One number is the full answer: how many lines in the records contain the word "WordPress"?

[Stored items from a collection]
..............................

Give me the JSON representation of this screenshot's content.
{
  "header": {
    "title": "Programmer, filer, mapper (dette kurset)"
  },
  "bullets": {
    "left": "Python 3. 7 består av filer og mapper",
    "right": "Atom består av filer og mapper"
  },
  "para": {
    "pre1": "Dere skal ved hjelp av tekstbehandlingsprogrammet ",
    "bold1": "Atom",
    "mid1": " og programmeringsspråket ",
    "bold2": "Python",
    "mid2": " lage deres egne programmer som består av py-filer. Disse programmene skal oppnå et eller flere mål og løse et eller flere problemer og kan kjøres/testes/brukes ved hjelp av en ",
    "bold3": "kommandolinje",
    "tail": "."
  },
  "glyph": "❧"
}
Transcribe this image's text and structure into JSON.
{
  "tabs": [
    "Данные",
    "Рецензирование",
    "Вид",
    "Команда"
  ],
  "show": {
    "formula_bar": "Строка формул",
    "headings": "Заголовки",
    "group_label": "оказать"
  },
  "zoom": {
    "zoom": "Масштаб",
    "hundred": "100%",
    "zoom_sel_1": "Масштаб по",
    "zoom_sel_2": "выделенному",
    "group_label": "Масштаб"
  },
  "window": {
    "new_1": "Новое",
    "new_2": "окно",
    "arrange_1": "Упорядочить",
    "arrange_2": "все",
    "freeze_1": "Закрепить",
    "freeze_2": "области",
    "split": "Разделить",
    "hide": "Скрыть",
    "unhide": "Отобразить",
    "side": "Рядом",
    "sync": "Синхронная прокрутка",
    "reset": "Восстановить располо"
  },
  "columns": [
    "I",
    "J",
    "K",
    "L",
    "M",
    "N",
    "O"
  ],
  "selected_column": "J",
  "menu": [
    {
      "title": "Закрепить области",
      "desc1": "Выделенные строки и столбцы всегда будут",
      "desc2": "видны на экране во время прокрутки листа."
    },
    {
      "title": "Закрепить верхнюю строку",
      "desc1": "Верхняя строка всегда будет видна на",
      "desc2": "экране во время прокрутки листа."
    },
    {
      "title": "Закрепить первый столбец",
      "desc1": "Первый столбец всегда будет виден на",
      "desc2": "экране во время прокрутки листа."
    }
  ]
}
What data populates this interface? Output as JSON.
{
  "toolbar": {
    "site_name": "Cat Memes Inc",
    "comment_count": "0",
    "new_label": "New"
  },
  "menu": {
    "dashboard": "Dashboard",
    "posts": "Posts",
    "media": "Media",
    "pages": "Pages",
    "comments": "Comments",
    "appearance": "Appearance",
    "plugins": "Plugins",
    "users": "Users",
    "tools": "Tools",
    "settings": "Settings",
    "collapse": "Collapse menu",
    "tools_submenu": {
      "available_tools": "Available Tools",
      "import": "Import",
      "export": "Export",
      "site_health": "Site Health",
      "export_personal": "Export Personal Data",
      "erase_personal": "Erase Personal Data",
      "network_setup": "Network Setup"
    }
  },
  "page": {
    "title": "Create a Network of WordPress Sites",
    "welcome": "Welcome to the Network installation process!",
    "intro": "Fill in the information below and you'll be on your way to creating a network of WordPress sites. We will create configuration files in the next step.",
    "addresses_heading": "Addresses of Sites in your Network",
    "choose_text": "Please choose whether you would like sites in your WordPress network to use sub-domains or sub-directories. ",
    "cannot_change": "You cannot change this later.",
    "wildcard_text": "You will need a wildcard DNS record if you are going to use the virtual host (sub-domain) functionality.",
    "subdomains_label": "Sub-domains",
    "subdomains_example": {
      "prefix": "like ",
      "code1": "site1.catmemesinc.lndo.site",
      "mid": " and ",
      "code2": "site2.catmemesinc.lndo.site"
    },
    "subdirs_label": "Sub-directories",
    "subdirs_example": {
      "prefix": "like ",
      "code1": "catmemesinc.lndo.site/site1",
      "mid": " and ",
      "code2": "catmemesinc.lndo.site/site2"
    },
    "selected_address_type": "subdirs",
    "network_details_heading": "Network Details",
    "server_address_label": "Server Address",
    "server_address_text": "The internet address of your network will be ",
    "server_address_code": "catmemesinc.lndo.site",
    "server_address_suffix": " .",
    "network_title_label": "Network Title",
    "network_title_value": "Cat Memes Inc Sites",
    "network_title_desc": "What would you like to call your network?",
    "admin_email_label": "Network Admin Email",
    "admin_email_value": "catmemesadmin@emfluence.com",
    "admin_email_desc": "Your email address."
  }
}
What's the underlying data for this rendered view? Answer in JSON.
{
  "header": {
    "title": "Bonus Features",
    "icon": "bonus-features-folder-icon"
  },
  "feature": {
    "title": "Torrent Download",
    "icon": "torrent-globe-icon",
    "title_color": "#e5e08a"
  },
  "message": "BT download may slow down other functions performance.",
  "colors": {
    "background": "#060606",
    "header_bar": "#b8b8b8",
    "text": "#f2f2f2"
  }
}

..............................

:: SOLUTION BELOW ::
3